Which media channels do people use for entertainment during the crisis? Streaming services such as Netflix, Amazon Video, and the like are the preferred entertainment media. Eighty-nine percent of the respondents indicated that they use these services for entertainment. After streaming, the highest entertainment relevance was attributed to books with 76 percent, followed by social media with 70 percent, and radio with 66 percent. Entertainment on TV? Wrong. Merely 19 percent of the respondents used television for entertainment, and 24 percent of the respondents indicated that they consume TV for relaxation.
Winners and losers
Fifty-six percent of the respondents are increasingly resorting to books in the crisis time. This is the second highest number after social media. Increased use of books is primarily based on the motives of “entertainment” (76 percent), “relaxation” (74 percent), and “to forget problems” (66 percent). These are numbers that are merely comparable with streaming services.
Print media saw the largest loss of use. Printed products like newspapers or magazines have been used less during the crisis according to the study. This makes printed media the only category that has not been used more heavily during the crisis. This may also be associated with limited access to stationery points-of-sale during the lockdown. Printed media is also disappointing when it comes to motives. With around 39 percent, information searches are the strongest motive for use, which is a low number compared with other media channels.
“Our data shows that television has been primarily used as an information medium during the crisis. If people are looking for entertainment or relaxation, they find it in online streaming or in books. Social media lives up to its social dimensions during crises, and with 83 percent is clearly used to maintain contact with family and friends. While specific strengths became apparent for all media channels that were examined, print media remained stagnant in comparison,” the two researchers summarized.
About the study

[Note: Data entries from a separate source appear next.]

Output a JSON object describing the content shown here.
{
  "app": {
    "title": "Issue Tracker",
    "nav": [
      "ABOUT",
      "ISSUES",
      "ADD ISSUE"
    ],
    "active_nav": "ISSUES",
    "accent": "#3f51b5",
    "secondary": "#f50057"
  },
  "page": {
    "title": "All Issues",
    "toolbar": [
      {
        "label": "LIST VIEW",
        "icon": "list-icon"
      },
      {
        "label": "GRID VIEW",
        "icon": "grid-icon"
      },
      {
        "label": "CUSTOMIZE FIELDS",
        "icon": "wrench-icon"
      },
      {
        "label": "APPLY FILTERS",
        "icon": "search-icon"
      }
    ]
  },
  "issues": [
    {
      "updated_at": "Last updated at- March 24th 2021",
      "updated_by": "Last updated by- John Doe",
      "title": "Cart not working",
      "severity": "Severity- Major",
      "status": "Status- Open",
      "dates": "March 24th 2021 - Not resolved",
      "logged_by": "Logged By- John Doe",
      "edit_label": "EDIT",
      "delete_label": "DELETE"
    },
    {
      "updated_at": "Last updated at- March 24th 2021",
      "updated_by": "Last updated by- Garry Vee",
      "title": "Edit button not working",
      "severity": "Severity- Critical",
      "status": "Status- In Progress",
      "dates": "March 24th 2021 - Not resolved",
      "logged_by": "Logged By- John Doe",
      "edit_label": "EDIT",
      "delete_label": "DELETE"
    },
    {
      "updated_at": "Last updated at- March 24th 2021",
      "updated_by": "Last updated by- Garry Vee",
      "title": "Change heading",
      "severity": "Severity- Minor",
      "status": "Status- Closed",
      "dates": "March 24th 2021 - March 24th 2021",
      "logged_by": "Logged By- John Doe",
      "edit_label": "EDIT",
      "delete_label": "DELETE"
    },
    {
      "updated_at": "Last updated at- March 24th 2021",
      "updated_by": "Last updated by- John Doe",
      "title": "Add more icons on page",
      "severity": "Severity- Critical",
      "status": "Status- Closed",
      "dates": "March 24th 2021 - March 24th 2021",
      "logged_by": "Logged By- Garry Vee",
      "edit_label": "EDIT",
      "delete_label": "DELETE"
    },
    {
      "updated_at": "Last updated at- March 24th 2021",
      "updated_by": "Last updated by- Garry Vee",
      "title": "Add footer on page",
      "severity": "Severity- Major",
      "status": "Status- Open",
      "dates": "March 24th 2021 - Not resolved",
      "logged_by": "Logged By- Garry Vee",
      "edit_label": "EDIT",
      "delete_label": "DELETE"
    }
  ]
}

Students at the University of Applied Sciences Kufstein Tirol between 17 and 39 years old were asked about their media use during the quantitative online survey. Seven categories of motives for using media were formed on the basis of relevant studies. The survey is not representative and was conducted in the time between April 15, 2020 and April 22, 2020.